> _WORK REQUEST_
Your answer should be each line of the entries that contains the word "structured", copied in full.

Start of DATASET RECORDS

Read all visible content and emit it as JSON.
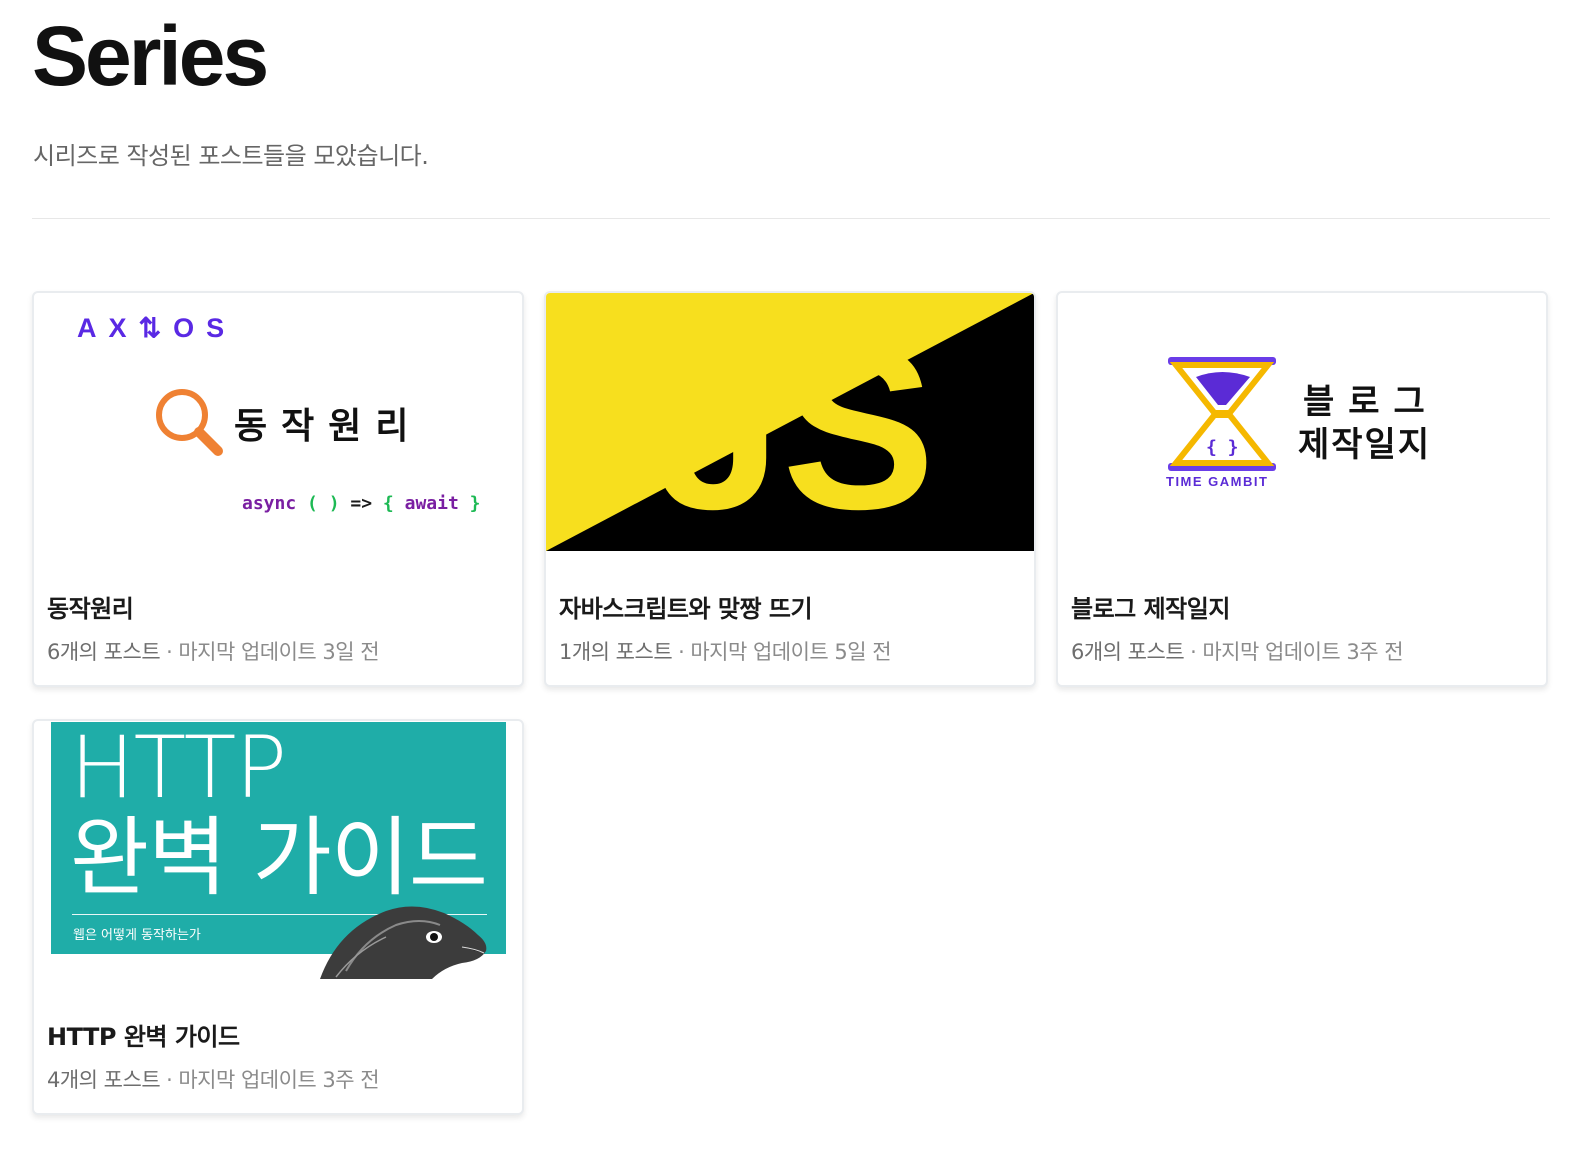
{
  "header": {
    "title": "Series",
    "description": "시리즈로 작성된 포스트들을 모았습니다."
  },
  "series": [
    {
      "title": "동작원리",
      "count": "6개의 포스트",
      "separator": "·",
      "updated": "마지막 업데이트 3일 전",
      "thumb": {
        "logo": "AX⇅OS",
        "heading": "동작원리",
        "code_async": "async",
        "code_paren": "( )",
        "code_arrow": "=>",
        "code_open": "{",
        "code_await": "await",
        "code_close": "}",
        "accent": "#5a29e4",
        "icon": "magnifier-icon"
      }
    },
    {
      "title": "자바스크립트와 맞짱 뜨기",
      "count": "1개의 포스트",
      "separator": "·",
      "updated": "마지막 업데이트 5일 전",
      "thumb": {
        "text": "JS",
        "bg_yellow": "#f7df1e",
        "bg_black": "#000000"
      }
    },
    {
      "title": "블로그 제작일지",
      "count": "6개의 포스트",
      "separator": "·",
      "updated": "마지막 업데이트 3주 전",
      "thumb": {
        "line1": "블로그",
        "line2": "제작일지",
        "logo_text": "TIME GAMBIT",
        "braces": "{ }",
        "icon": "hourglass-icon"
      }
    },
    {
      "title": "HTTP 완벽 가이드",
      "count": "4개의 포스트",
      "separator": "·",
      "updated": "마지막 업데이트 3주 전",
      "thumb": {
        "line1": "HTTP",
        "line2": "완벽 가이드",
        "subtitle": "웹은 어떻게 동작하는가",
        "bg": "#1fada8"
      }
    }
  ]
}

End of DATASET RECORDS
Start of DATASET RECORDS

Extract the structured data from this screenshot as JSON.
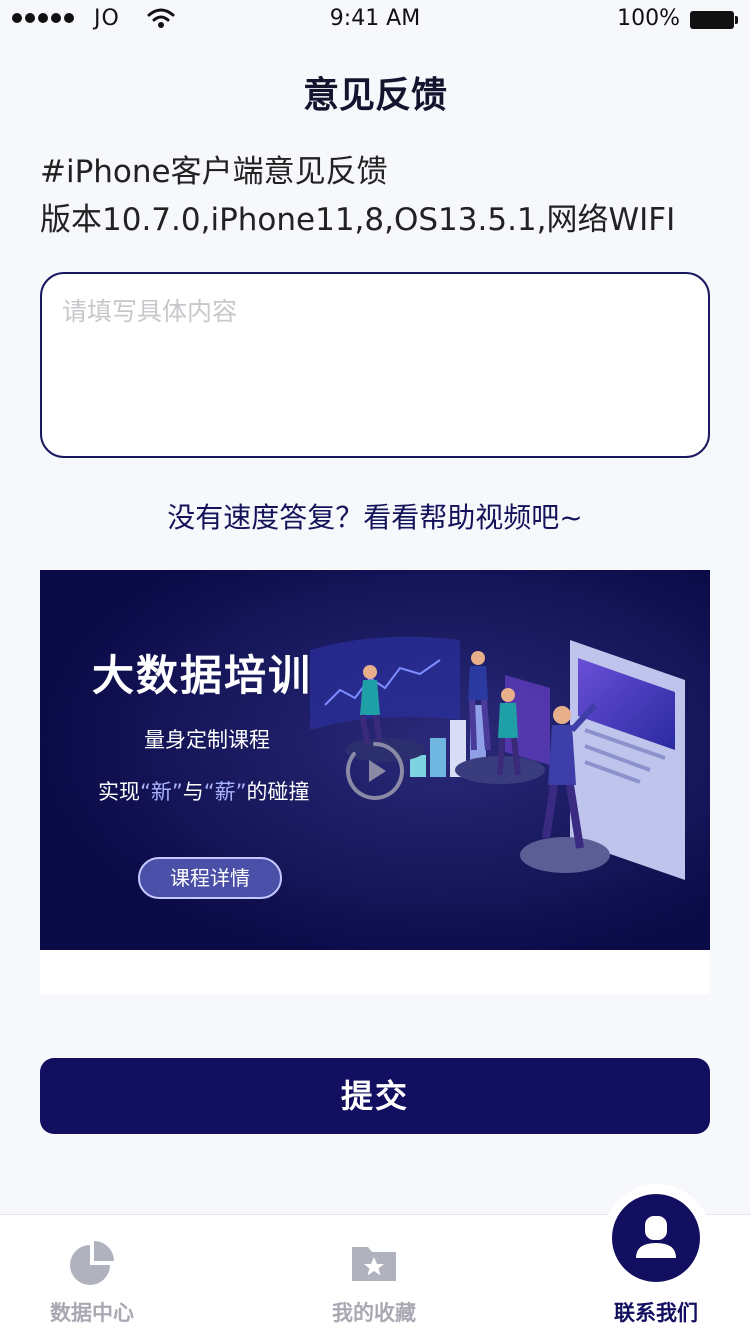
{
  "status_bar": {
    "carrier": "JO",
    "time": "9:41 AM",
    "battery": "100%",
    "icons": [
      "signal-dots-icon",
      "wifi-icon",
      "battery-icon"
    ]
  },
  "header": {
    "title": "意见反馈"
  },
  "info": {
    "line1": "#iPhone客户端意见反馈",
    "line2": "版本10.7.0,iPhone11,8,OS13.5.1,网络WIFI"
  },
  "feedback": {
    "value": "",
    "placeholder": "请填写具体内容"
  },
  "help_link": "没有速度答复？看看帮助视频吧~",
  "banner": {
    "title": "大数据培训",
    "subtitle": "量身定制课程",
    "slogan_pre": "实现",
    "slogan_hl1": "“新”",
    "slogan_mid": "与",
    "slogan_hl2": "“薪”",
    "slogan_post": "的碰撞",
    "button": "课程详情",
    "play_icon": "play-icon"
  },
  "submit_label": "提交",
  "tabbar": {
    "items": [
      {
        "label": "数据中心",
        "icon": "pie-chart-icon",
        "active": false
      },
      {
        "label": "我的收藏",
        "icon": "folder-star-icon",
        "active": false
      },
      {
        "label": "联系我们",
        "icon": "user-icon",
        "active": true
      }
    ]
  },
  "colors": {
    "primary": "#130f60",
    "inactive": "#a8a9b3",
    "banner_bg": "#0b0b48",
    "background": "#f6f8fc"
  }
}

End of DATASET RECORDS
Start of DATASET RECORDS

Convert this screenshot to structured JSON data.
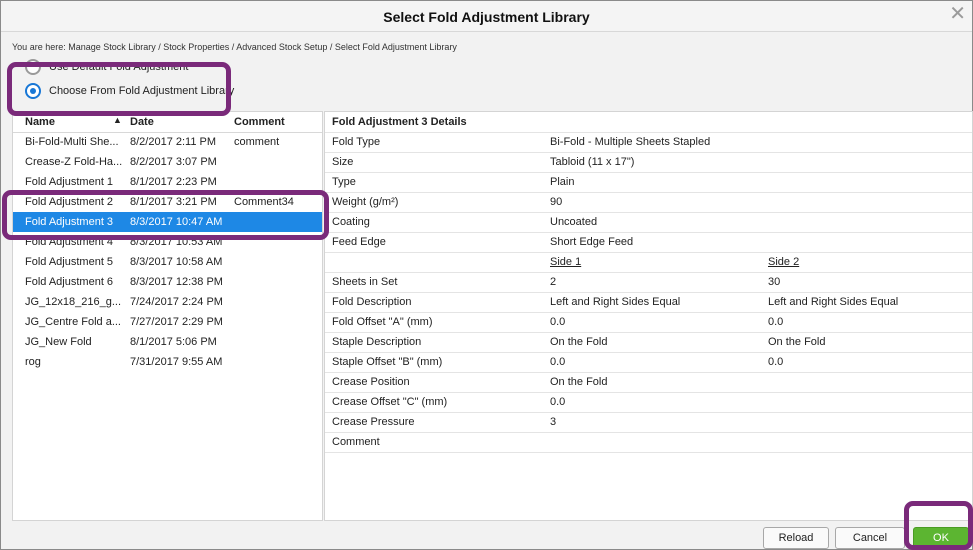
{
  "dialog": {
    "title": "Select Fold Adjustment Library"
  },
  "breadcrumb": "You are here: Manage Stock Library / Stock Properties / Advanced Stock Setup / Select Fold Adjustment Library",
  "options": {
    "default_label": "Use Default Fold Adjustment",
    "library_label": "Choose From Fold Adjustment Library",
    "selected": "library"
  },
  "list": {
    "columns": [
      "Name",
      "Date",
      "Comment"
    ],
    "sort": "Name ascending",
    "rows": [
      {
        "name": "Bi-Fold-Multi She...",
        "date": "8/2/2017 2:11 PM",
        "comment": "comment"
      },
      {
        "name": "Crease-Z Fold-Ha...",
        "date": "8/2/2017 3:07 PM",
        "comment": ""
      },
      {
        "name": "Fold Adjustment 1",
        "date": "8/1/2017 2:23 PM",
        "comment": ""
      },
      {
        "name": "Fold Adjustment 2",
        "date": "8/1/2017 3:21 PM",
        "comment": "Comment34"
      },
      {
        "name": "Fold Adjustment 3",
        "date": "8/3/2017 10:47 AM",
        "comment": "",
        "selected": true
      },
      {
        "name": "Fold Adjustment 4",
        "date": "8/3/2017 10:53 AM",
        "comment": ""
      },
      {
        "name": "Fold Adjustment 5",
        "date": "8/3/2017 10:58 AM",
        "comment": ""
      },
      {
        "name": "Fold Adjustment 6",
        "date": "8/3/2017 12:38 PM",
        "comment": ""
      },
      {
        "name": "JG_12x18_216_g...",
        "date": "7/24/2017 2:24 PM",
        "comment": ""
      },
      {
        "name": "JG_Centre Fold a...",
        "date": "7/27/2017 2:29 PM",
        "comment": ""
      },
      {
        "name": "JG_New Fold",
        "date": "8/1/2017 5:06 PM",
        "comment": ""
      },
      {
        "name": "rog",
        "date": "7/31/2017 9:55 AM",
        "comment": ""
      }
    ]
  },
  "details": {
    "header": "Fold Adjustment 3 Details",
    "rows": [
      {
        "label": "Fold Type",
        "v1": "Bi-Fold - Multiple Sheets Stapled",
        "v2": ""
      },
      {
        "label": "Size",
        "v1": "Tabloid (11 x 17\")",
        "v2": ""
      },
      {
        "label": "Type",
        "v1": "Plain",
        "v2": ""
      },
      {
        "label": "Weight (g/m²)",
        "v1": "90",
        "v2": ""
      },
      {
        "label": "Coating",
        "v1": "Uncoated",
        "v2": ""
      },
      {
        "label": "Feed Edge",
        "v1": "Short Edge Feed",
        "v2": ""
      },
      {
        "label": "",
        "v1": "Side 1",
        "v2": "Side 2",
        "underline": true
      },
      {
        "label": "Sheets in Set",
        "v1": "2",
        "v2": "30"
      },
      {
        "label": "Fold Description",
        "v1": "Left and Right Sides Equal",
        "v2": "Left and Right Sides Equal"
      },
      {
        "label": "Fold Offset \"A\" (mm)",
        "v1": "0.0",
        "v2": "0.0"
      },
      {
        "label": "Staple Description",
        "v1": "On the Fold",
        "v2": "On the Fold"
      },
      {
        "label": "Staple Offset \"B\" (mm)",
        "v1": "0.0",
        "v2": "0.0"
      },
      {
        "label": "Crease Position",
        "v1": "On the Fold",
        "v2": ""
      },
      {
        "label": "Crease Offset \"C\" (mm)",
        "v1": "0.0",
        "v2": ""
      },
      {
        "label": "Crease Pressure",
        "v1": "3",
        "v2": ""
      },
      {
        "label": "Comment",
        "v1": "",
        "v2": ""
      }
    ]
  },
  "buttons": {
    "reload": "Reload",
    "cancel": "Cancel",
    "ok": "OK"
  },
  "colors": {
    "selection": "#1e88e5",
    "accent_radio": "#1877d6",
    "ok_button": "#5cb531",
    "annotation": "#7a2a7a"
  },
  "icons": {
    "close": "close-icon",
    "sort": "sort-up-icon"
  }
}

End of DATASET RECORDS

> _TASK RESULT_
Extract the structured data from this screenshot as JSON.
Convert this screenshot to structured JSON data.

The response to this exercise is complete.